Pandemic is major issue for both Dist. 16B candidates
BROWN COUNTY — The Minnesota State House District 16B seat is up for election in just over a week. Brown County residents who have yet to cast a ballot have eight days to choose between incumbent Rep. Paul Torkelson (R-Hanska) or challenger Mindy Kimmel (D-New Ulm).
A high percentage of votes have already been cast, but the candidates are still making the pitch to voters.
Asked why he is the best candidate for 16B, Torkelson said:
“I think I am a good match for the district. The house seat has a history as a conservative district.”
Torkelson cited his 12 years of experience and his recent accomplishment in getting the Highway 14 expansion funded. He pointed to his work with water infrastructure and agriculture issues.
Kimmel said she was the best candidate for fixing the deep partisanship at the Capitol.
“I think people are sick and tired of partisanship,” she said. Kimmel believes voters are sick of political games.
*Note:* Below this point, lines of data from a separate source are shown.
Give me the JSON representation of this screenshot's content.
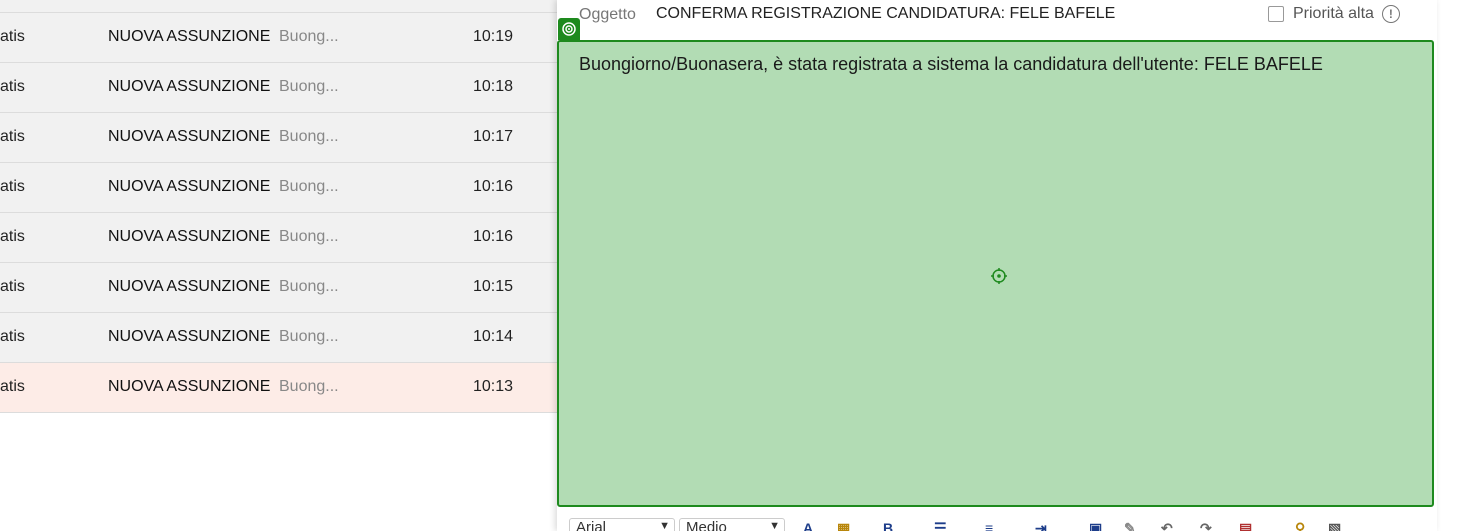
{
  "message_list": {
    "rows": [
      {
        "sender": "atis",
        "subject": "NUOVA ASSUNZIONE",
        "preview": "Buong...",
        "time": "10:19"
      },
      {
        "sender": "atis",
        "subject": "NUOVA ASSUNZIONE",
        "preview": "Buong...",
        "time": "10:18"
      },
      {
        "sender": "atis",
        "subject": "NUOVA ASSUNZIONE",
        "preview": "Buong...",
        "time": "10:17"
      },
      {
        "sender": "atis",
        "subject": "NUOVA ASSUNZIONE",
        "preview": "Buong...",
        "time": "10:16"
      },
      {
        "sender": "atis",
        "subject": "NUOVA ASSUNZIONE",
        "preview": "Buong...",
        "time": "10:16"
      },
      {
        "sender": "atis",
        "subject": "NUOVA ASSUNZIONE",
        "preview": "Buong...",
        "time": "10:15"
      },
      {
        "sender": "atis",
        "subject": "NUOVA ASSUNZIONE",
        "preview": "Buong...",
        "time": "10:14"
      },
      {
        "sender": "atis",
        "subject": "NUOVA ASSUNZIONE",
        "preview": "Buong...",
        "time": "10:13",
        "selected": true
      }
    ]
  },
  "compose": {
    "subject_label": "Oggetto",
    "subject_value": "CONFERMA REGISTRAZIONE CANDIDATURA: FELE BAFELE",
    "priority_label": "Priorità alta",
    "priority_info_icon": "info-icon",
    "body_text": "Buongiorno/Buonasera, è stata registrata a sistema la candidatura dell'utente: FELE BAFELE",
    "highlight_color": "#b2dcb4",
    "highlight_border": "#1e8a1e"
  },
  "toolbar": {
    "font_family": "Arial",
    "font_size": "Medio",
    "buttons": [
      "text-color-icon",
      "background-color-icon",
      "bold-icon",
      "list-icon",
      "align-icon",
      "indent-icon",
      "special-icon",
      "eraser-icon",
      "undo-icon",
      "redo-icon",
      "table-icon",
      "link-icon",
      "image-icon"
    ]
  }
}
“We need someone who will be a voice for rural voters, who won’t side with special interests and will actually work with both sides,” she said.
As the campaign enters its last leg, the two candidates agree the COVID-19 pandemic will play the biggest role for voters.
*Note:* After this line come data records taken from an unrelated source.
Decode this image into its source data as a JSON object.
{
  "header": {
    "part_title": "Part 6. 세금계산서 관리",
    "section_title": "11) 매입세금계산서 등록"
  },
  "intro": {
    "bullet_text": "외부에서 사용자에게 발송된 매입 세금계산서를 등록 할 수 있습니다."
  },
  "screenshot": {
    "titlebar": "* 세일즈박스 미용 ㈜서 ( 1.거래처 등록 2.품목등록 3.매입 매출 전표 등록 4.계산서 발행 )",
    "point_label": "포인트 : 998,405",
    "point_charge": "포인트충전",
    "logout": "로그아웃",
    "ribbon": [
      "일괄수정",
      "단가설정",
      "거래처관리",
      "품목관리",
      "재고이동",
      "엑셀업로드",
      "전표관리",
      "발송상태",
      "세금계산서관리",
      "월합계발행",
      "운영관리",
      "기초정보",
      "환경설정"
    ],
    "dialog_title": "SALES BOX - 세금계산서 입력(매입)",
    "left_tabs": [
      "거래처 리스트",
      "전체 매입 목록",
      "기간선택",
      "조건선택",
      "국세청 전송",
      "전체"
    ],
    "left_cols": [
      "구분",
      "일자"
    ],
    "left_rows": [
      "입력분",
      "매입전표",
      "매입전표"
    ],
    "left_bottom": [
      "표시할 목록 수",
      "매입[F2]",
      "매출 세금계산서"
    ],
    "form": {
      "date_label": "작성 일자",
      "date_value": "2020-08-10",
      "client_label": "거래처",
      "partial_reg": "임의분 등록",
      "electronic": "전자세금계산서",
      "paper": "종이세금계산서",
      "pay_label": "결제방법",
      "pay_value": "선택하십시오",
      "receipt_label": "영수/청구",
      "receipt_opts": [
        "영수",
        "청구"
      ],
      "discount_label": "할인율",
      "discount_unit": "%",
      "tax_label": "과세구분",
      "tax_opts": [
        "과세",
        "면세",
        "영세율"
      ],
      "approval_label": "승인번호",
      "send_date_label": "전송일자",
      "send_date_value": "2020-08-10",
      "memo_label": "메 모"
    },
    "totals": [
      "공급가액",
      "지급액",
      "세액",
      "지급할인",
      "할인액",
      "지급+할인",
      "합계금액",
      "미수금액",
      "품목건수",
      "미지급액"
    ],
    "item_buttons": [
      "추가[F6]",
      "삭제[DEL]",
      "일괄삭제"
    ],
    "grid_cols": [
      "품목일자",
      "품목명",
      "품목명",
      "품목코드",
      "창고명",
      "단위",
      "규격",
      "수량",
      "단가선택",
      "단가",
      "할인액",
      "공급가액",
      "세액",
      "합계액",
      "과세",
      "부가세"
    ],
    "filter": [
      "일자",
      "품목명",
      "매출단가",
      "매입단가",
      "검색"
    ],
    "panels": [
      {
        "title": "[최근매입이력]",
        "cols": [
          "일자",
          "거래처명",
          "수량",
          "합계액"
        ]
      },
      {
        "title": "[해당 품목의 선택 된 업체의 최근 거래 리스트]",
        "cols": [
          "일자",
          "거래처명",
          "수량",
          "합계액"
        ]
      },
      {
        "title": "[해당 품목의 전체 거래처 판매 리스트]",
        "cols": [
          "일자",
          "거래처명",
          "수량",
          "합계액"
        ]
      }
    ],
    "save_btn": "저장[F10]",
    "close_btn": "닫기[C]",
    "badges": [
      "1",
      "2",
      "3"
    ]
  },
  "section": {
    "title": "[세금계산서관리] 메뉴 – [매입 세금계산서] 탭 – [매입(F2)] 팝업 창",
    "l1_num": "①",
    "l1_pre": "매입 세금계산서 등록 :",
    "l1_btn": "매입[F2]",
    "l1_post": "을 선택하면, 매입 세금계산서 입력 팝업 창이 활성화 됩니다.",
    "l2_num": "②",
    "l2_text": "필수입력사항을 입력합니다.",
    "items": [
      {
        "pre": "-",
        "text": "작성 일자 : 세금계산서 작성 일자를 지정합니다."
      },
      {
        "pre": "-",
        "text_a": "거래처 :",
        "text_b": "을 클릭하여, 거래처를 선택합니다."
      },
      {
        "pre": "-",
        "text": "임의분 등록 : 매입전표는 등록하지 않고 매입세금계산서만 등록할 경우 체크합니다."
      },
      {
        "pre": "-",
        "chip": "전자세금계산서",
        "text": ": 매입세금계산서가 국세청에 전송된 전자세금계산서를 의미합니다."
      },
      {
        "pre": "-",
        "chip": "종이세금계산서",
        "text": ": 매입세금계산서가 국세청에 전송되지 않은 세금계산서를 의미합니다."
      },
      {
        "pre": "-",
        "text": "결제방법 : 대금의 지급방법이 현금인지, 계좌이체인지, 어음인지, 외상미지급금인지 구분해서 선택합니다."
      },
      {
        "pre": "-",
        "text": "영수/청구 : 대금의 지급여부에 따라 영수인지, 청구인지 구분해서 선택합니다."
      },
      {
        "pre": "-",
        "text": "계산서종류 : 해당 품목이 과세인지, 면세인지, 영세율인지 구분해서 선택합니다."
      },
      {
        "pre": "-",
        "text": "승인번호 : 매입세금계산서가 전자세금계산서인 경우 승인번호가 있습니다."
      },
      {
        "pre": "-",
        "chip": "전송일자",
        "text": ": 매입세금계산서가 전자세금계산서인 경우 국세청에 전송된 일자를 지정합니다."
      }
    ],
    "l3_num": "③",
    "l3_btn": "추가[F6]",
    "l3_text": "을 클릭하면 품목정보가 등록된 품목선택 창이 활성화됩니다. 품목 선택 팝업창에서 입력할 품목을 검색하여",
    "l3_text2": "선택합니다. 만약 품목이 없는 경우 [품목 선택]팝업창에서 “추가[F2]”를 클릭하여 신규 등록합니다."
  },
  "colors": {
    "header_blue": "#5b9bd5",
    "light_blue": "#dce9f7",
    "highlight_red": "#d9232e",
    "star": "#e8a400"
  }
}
“COVID continues to dominate the news, and we will have to deal with it,” Torkelson said. “I don’t think anyone knows how it will end, but we need to keep as much of the economy open while keeping the most vulnerable members of the public safe.”
Torkelson was also concerned about the state budget, especially with the looming deficit. He believes the deficit, and continued civil unrest, will be major issues in the state.
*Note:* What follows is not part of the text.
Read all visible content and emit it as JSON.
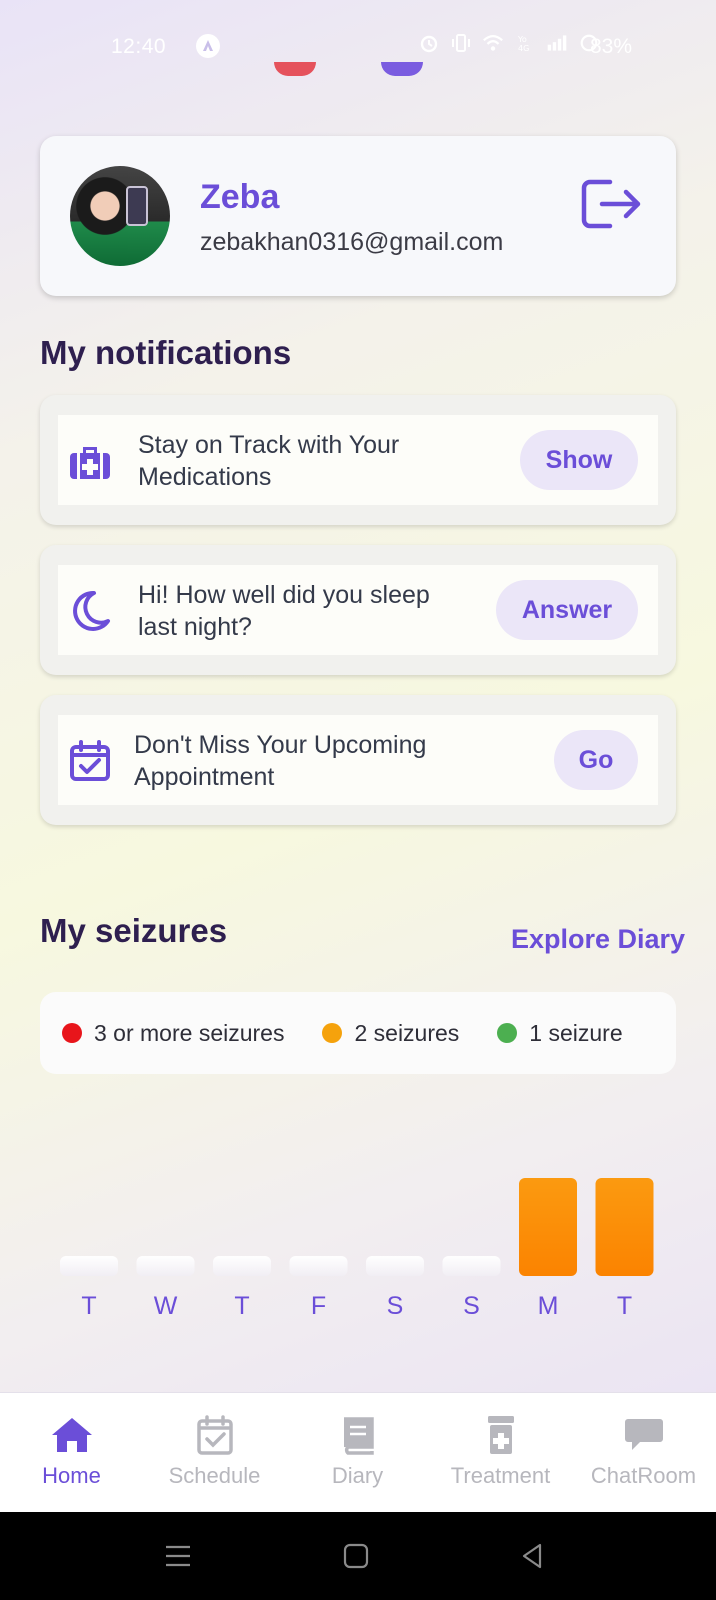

Kimmel said the pandemic was the biggest issue in voters’ minds; especially in terms of how it impacted the economy and schools. Kimmel said as winter approaches many are concerned about whether schools can continue in-person education, which many students need.
This election is unique in that mail-in voting and early voting will play a larger role than in past elections, but both candidates were supportive of the process.
Kimmel believes voting would be split 50/50 between in-person and mail voting.
“I think the people concerned about health will vote early, but some people like the tradition of voting on Election Day,” she said.
Torkelson said he knew many people who had already voted. He said the townships have been doing mail voting for years, and it was a great way to better research the candidates by taking time with the ballot.
“We enjoy it,” he said. “For us, it is a great thing.”
Torkelson said election security would be a greater concern this year and encouraged voters to make sure they vote in the correct precinct as accidents are possible.
Kimmel also had a positive view of early voting. She praised the Brown County Auditor’s preparation for higher mail-in voting. She also supports the ballot drop box at the Brown County Courthouse as an effective solution for individuals worried about ballots arriving on time.
The last day to vote is Tuesday, Nov. 3.